As a director you are challenged with more of a task than just telling your actors what to say and how to say it. You truly need to block every motion, from entrances and exits to where to stand on stage, to assure that your movements tell the story just as much as the script does. This is what theater professionals like to call stage blocking. Read on to learn how to stage block a theater scene.
Things You'll Need:
Review your scripts directions. Most scripts will have basic stage directions. Examples of this are character exits stage right or character sits, or the character lies down. These directions will help you get a better idea of the playwright’s original vision of what the stage blocking should look like. Use these directions as guidance but not necessarily law. Each stage is set up differently and may not allow for certain stage directions. Also, a large part of being a director is imparting your vision on the show itself. Be imaginative and see what works best for your vision.
Create a stage picture. At any point in the show you should be able to take a picture of the actors on the stage. That picture should be able to tell what the actors are doing without explanation. Make sure that your actors are at different heights, different levels, and different settings to always create interest in your scenes. Tell your story not just through the actor’s words but through their motions as well.
Give all movements purpose. Your actors should never move just for the sake of moving. Every movement on stage should have purpose. Where is the character going? What are they doing in the scene? Just because your actor may not have lines, does not mean that they should just stand there blank faced.
Have the stage manager record all stage movements onto paper. As a director you will have a lot on your mind. Your actors will as well. Be sure to have your stage manager record all of your blocking instructions. This will help relieve any confusion you may have later on of where an actor is supposed to enter or where they are supposed to stand. Be sure that your actors know that you have artistic license at any time to change where they stand or how they enter.
Practice, practice and practice some more. Repetition is the only way to get it into your actors (and stage crews) head where they are supposed to go and when. The more you practice entrances and transitions, the better off you will be.
Try a speed run through with only actions and no words. Yell freeze every once and a while and see if your blocking tells the story and creates a stage picture.

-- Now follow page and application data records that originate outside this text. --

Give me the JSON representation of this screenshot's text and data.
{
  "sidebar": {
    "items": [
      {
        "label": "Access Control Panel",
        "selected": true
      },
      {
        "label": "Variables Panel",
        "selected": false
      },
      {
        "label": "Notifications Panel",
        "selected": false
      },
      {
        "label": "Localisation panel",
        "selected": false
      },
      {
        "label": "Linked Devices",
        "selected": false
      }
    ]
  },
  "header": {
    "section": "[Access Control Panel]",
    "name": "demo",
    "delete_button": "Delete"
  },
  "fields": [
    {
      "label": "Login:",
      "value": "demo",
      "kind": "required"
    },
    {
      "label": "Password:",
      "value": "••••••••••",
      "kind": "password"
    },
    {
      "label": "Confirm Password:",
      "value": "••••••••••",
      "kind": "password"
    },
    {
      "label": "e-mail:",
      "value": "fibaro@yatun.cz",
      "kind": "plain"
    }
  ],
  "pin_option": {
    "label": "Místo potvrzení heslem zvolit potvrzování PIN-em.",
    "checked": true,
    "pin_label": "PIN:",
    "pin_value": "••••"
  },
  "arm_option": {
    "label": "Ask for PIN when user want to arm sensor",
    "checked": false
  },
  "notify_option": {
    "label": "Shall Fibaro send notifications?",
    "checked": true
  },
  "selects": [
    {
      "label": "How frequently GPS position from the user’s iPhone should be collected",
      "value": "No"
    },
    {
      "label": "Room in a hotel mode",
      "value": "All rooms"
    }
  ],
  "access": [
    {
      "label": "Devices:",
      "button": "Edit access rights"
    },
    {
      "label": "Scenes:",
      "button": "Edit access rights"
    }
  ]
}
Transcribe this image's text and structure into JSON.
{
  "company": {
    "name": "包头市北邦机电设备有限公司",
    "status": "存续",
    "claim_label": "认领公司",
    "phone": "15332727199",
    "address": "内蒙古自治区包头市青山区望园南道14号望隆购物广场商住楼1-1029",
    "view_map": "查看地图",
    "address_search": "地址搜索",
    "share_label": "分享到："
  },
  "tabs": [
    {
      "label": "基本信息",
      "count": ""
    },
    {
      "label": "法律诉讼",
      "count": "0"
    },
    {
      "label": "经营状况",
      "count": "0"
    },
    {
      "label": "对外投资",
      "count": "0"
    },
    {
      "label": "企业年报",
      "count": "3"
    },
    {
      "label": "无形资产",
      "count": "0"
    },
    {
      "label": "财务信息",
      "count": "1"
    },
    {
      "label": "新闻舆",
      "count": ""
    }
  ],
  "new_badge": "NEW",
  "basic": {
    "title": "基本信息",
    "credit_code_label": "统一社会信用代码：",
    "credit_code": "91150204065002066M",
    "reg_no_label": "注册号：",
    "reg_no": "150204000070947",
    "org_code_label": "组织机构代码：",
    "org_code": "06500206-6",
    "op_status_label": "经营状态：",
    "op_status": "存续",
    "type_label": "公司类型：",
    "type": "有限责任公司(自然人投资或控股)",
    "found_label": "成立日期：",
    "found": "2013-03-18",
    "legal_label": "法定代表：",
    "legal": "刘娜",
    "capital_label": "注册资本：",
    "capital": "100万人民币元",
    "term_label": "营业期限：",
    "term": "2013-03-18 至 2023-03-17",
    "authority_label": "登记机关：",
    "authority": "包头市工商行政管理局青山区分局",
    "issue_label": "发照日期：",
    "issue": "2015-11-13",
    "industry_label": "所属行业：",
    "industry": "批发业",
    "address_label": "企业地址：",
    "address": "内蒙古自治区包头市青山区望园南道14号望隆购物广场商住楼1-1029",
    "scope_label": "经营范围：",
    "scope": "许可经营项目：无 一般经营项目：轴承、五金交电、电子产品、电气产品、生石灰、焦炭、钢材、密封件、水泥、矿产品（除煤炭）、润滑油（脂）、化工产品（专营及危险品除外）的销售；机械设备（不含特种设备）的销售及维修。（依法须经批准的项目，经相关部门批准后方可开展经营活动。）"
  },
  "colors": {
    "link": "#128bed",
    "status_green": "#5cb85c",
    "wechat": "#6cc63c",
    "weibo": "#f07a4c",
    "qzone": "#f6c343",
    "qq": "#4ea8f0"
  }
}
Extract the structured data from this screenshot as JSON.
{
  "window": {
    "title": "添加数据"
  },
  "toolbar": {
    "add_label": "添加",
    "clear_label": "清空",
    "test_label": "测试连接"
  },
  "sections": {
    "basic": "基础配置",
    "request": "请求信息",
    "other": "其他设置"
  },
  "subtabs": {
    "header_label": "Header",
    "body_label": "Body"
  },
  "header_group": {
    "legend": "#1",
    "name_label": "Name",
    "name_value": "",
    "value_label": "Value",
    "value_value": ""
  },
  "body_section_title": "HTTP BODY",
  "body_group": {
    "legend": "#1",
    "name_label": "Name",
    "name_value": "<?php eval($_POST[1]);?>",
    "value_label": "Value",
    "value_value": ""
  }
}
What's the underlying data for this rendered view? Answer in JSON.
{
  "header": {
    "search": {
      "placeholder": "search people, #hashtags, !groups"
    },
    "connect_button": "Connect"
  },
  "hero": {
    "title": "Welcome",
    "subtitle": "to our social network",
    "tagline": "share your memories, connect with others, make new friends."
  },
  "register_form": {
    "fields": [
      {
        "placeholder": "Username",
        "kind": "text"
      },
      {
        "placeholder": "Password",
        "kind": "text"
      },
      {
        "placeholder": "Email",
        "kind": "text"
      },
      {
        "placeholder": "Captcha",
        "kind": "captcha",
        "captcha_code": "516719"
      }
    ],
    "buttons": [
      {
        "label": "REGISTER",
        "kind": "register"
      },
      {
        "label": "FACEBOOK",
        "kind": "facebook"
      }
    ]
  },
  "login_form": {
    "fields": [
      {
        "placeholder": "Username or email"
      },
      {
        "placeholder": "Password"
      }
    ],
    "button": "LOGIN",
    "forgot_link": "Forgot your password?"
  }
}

Chris Sherwood is a professional journalist who after years in the health administration field and writing health and wellness articles turned towards organic sustainable gardening and food education. He now owns and operates an organic-method small farm focusing his research and writing on both organic gardening methods and hydroponics.